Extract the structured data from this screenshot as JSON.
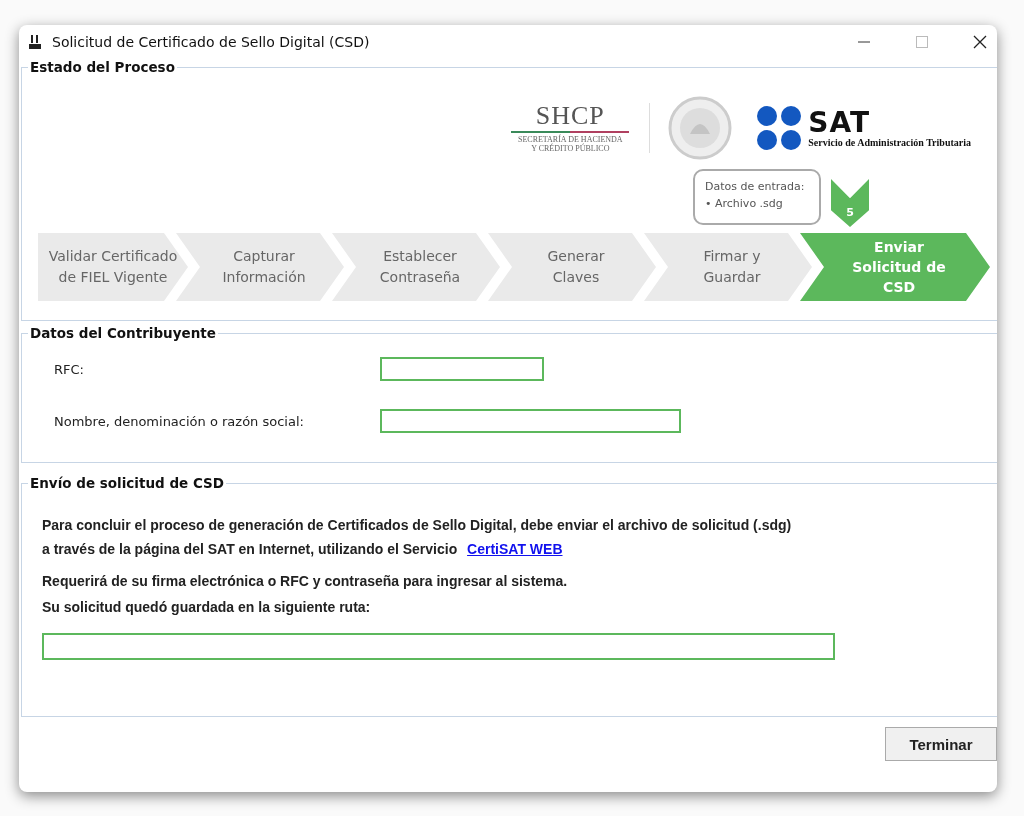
{
  "window": {
    "title": "Solicitud de Certificado de Sello Digital (CSD)"
  },
  "process": {
    "legend": "Estado del Proceso",
    "logos": {
      "shcp": "SHCP",
      "shcp_lines": [
        "SECRETARÍA DE HACIENDA",
        "Y CRÉDITO PÚBLICO"
      ],
      "sat": "SAT",
      "sat_subtitle": "Servicio de Administración Tributaria"
    },
    "callout": {
      "title": "Datos de entrada:",
      "items": [
        "• Archivo .sdg"
      ]
    },
    "marker": "5",
    "steps": [
      {
        "lines": [
          "Validar Certificado",
          "de FIEL Vigente"
        ],
        "selected": false
      },
      {
        "lines": [
          "Capturar",
          "Información"
        ],
        "selected": false
      },
      {
        "lines": [
          "Establecer",
          "Contraseña"
        ],
        "selected": false
      },
      {
        "lines": [
          "Generar",
          "Claves"
        ],
        "selected": false
      },
      {
        "lines": [
          "Firmar y",
          "Guardar"
        ],
        "selected": false
      },
      {
        "lines": [
          "Enviar",
          "Solicitud de",
          "CSD"
        ],
        "selected": true
      }
    ]
  },
  "taxpayer": {
    "legend": "Datos del Contribuyente",
    "fields": [
      {
        "label": "RFC:",
        "kind": "short"
      },
      {
        "label": "Nombre, denominación o razón social:",
        "kind": "long"
      }
    ]
  },
  "submission": {
    "legend": "Envío de solicitud de CSD",
    "text": "Para concluir el proceso de generación de Certificados de Sello Digital, debe enviar el archivo de solicitud (.sdg) a través de la página del SAT en Internet, utilizando el Servicio",
    "link": "CertiSAT WEB",
    "notes": [
      "Requerirá de su firma electrónica o RFC y contraseña para ingresar al sistema.",
      "Su solicitud quedó guardada en la siguiente ruta:"
    ]
  },
  "buttons": [
    "Terminar"
  ]
}
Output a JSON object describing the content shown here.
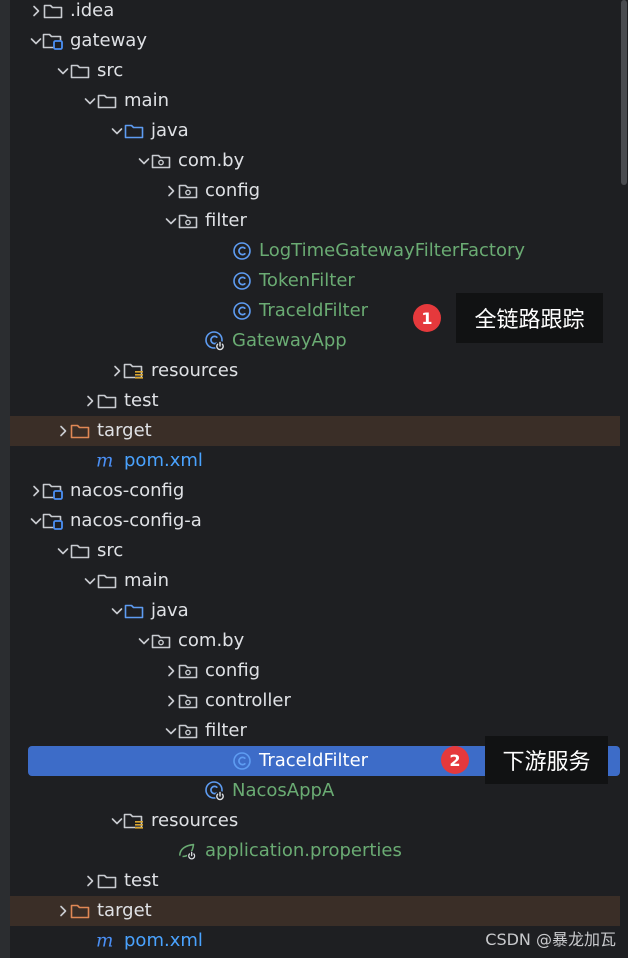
{
  "tree": {
    "rows": [
      {
        "label": "idea",
        "prefix": ".",
        "icon": "folder-icon",
        "depth": 1,
        "chevron": "right",
        "color": "default"
      },
      {
        "label": "gateway",
        "icon": "module-folder-icon",
        "depth": 1,
        "chevron": "down",
        "color": "default"
      },
      {
        "label": "src",
        "icon": "folder-icon",
        "depth": 2,
        "chevron": "down",
        "color": "default"
      },
      {
        "label": "main",
        "icon": "folder-icon",
        "depth": 3,
        "chevron": "down",
        "color": "default"
      },
      {
        "label": "java",
        "icon": "source-folder-icon",
        "depth": 4,
        "chevron": "down",
        "color": "default"
      },
      {
        "label": "com.by",
        "icon": "package-icon",
        "depth": 5,
        "chevron": "down",
        "color": "default"
      },
      {
        "label": "config",
        "icon": "package-icon",
        "depth": 6,
        "chevron": "right",
        "color": "default"
      },
      {
        "label": "filter",
        "icon": "package-icon",
        "depth": 6,
        "chevron": "down",
        "color": "default"
      },
      {
        "label": "LogTimeGatewayFilterFactory",
        "icon": "class-icon",
        "depth": 8,
        "chevron": "none",
        "color": "green"
      },
      {
        "label": "TokenFilter",
        "icon": "class-icon",
        "depth": 8,
        "chevron": "none",
        "color": "green"
      },
      {
        "label": "TraceIdFilter",
        "icon": "class-icon",
        "depth": 8,
        "chevron": "none",
        "color": "green"
      },
      {
        "label": "GatewayApp",
        "icon": "spring-boot-class-icon",
        "depth": 7,
        "chevron": "none",
        "color": "green"
      },
      {
        "label": "resources",
        "icon": "resources-folder-icon",
        "depth": 4,
        "chevron": "right",
        "color": "default"
      },
      {
        "label": "test",
        "icon": "folder-icon",
        "depth": 3,
        "chevron": "right",
        "color": "default"
      },
      {
        "label": "target",
        "icon": "excluded-folder-icon",
        "depth": 2,
        "chevron": "right",
        "color": "default",
        "excluded": true
      },
      {
        "label": "pom.xml",
        "icon": "maven-icon",
        "depth": 3,
        "chevron": "none",
        "color": "blue"
      },
      {
        "label": "nacos-config",
        "icon": "module-folder-icon",
        "depth": 1,
        "chevron": "right",
        "color": "default"
      },
      {
        "label": "nacos-config-a",
        "icon": "module-folder-icon",
        "depth": 1,
        "chevron": "down",
        "color": "default"
      },
      {
        "label": "src",
        "icon": "folder-icon",
        "depth": 2,
        "chevron": "down",
        "color": "default"
      },
      {
        "label": "main",
        "icon": "folder-icon",
        "depth": 3,
        "chevron": "down",
        "color": "default"
      },
      {
        "label": "java",
        "icon": "source-folder-icon",
        "depth": 4,
        "chevron": "down",
        "color": "default"
      },
      {
        "label": "com.by",
        "icon": "package-icon",
        "depth": 5,
        "chevron": "down",
        "color": "default"
      },
      {
        "label": "config",
        "icon": "package-icon",
        "depth": 6,
        "chevron": "right",
        "color": "default"
      },
      {
        "label": "controller",
        "icon": "package-icon",
        "depth": 6,
        "chevron": "right",
        "color": "default"
      },
      {
        "label": "filter",
        "icon": "package-icon",
        "depth": 6,
        "chevron": "down",
        "color": "default"
      },
      {
        "label": "TraceIdFilter",
        "icon": "class-icon",
        "depth": 8,
        "chevron": "none",
        "color": "green",
        "selected": true
      },
      {
        "label": "NacosAppA",
        "icon": "spring-boot-class-icon",
        "depth": 7,
        "chevron": "none",
        "color": "green"
      },
      {
        "label": "resources",
        "icon": "resources-folder-icon",
        "depth": 4,
        "chevron": "down",
        "color": "default"
      },
      {
        "label": "application.properties",
        "icon": "spring-properties-icon",
        "depth": 6,
        "chevron": "none",
        "color": "green"
      },
      {
        "label": "test",
        "icon": "folder-icon",
        "depth": 3,
        "chevron": "right",
        "color": "default"
      },
      {
        "label": "target",
        "icon": "excluded-folder-icon",
        "depth": 2,
        "chevron": "right",
        "color": "default",
        "excluded": true
      },
      {
        "label": "pom.xml",
        "icon": "maven-icon",
        "depth": 3,
        "chevron": "none",
        "color": "blue"
      }
    ]
  },
  "annotations": [
    {
      "number": "1",
      "text": "全链路跟踪"
    },
    {
      "number": "2",
      "text": "下游服务"
    }
  ],
  "watermark": "CSDN @暴龙加瓦",
  "colors": {
    "background": "#1e1f22",
    "text": "#dfe1e5",
    "class_text": "#6aab73",
    "maven_text": "#4aa3ff",
    "selection": "#3d6cc8",
    "excluded_row": "#3a2e27",
    "badge": "#e5393c"
  }
}
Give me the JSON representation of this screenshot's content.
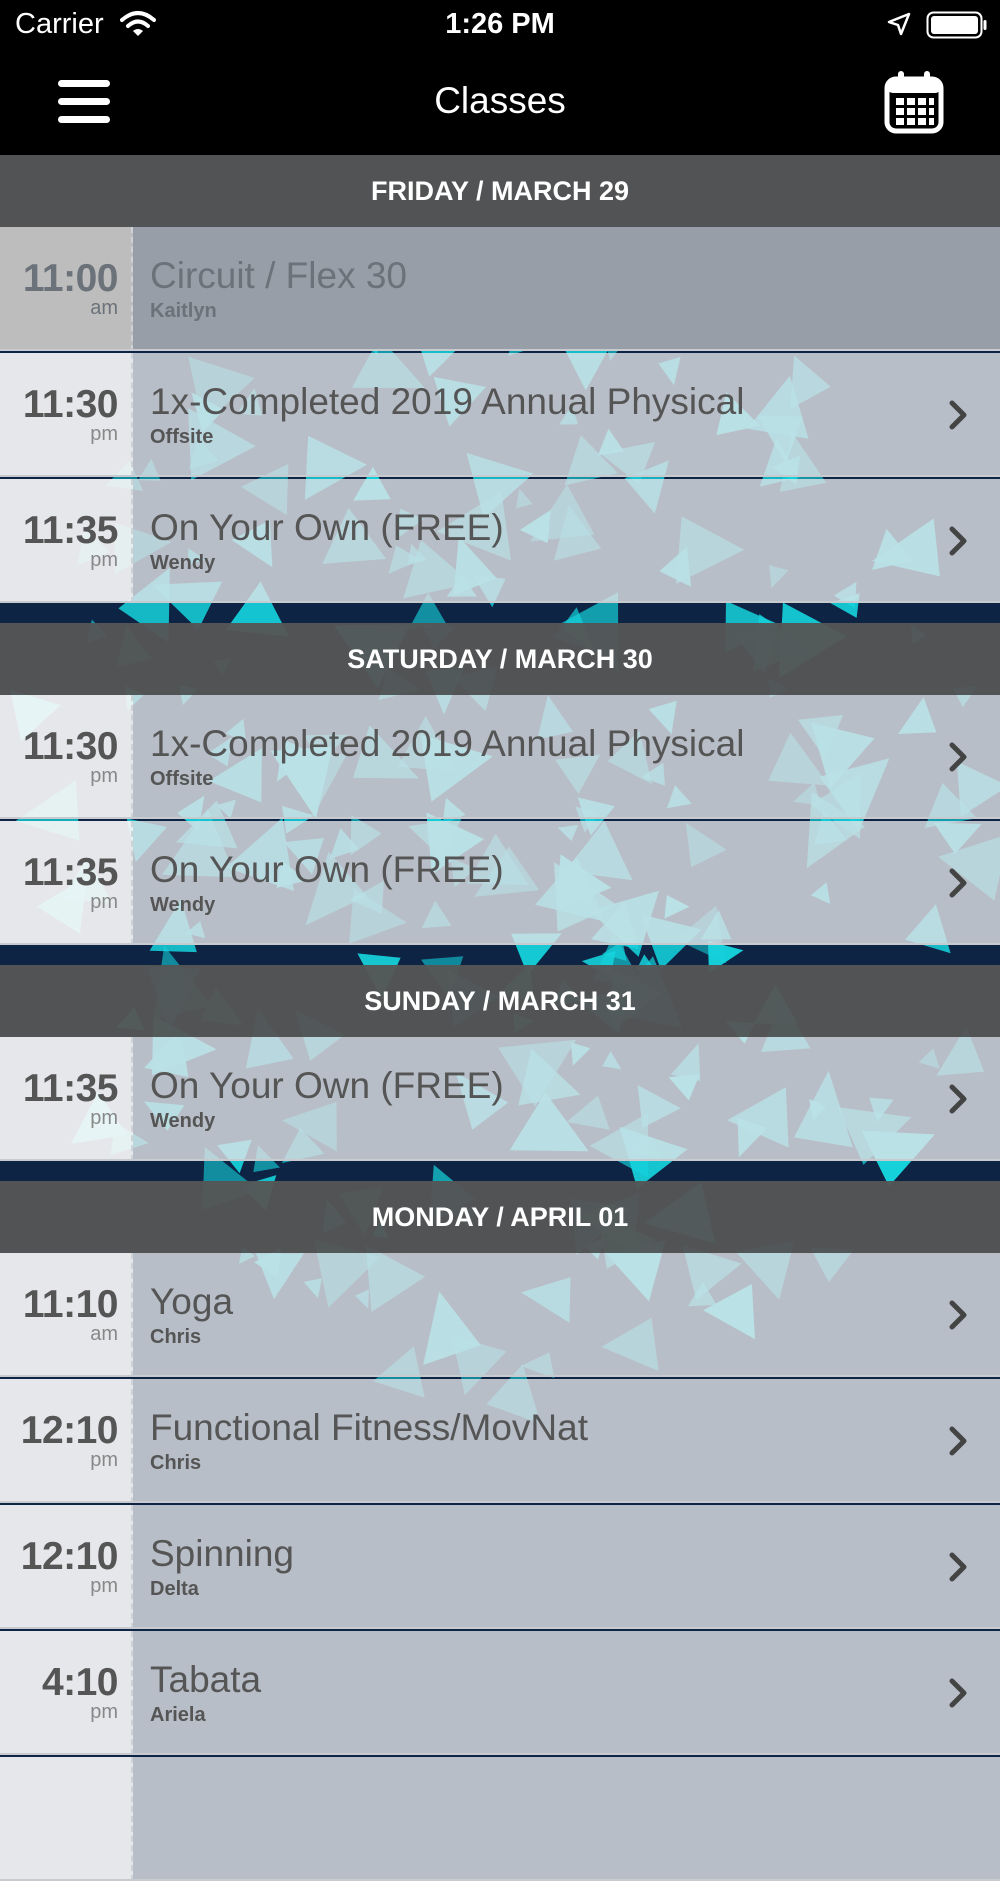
{
  "status_bar": {
    "carrier": "Carrier",
    "time": "1:26 PM"
  },
  "nav": {
    "title": "Classes",
    "menu_icon": "hamburger-menu-icon",
    "calendar_icon": "calendar-icon"
  },
  "colors": {
    "header_bg": "#555555",
    "nav_bg": "#000000",
    "background": "#0e2444",
    "accent": "#15d3dc",
    "past_row": "#979ea7"
  },
  "days": [
    {
      "label": "FRIDAY / MARCH 29",
      "classes": [
        {
          "time": "11:00",
          "ampm": "am",
          "name": "Circuit / Flex 30",
          "instructor": "Kaitlyn",
          "past": true
        },
        {
          "time": "11:30",
          "ampm": "pm",
          "name": "1x-Completed 2019 Annual Physical",
          "instructor": "Offsite"
        },
        {
          "time": "11:35",
          "ampm": "pm",
          "name": "On Your Own (FREE)",
          "instructor": "Wendy"
        }
      ]
    },
    {
      "label": "SATURDAY / MARCH 30",
      "classes": [
        {
          "time": "11:30",
          "ampm": "pm",
          "name": "1x-Completed 2019 Annual Physical",
          "instructor": "Offsite"
        },
        {
          "time": "11:35",
          "ampm": "pm",
          "name": "On Your Own (FREE)",
          "instructor": "Wendy"
        }
      ]
    },
    {
      "label": "SUNDAY / MARCH 31",
      "classes": [
        {
          "time": "11:35",
          "ampm": "pm",
          "name": "On Your Own (FREE)",
          "instructor": "Wendy"
        }
      ]
    },
    {
      "label": "MONDAY / APRIL 01",
      "classes": [
        {
          "time": "11:10",
          "ampm": "am",
          "name": "Yoga",
          "instructor": "Chris"
        },
        {
          "time": "12:10",
          "ampm": "pm",
          "name": "Functional Fitness/MovNat",
          "instructor": "Chris"
        },
        {
          "time": "12:10",
          "ampm": "pm",
          "name": "Spinning",
          "instructor": "Delta"
        },
        {
          "time": "4:10",
          "ampm": "pm",
          "name": "Tabata",
          "instructor": "Ariela"
        },
        {
          "time": "",
          "ampm": "",
          "name": "",
          "instructor": ""
        }
      ]
    }
  ]
}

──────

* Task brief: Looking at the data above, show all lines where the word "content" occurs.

* Answer:
Output a JSON object describing the content shown here.
Give me the JSON representation of this screenshot's content.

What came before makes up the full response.